Exercise goal: Repeat all of the data below word for word, keeping no images.

[Provided information — start]

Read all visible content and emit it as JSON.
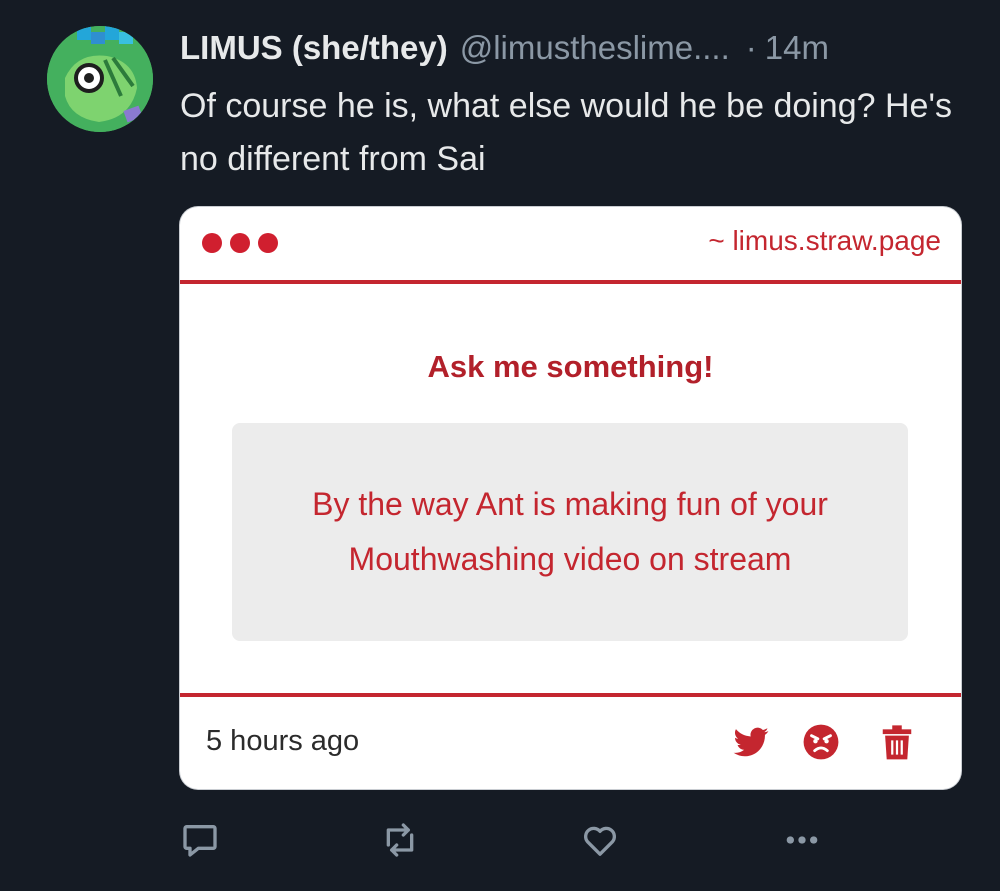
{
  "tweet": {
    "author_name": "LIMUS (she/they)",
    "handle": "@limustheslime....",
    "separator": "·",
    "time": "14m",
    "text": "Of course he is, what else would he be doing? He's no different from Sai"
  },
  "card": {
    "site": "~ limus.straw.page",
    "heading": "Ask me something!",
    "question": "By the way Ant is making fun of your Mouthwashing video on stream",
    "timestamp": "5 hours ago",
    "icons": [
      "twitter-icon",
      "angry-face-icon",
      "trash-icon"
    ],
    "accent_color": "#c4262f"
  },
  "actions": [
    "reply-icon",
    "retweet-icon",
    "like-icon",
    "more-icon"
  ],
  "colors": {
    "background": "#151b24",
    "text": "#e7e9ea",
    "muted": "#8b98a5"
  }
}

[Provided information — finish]

Output for this task:
Read all visible content and emit it as JSON.
{
  "tweet": {
    "author_name": "LIMUS (she/they)",
    "handle": "@limustheslime....",
    "separator": "·",
    "time": "14m",
    "text": "Of course he is, what else would he be doing? He's no different from Sai"
  },
  "card": {
    "site": "~ limus.straw.page",
    "heading": "Ask me something!",
    "question": "By the way Ant is making fun of your Mouthwashing video on stream",
    "timestamp": "5 hours ago",
    "icons": [
      "twitter-icon",
      "angry-face-icon",
      "trash-icon"
    ],
    "accent_color": "#c4262f"
  },
  "actions": [
    "reply-icon",
    "retweet-icon",
    "like-icon",
    "more-icon"
  ],
  "colors": {
    "background": "#151b24",
    "text": "#e7e9ea",
    "muted": "#8b98a5"
  }
}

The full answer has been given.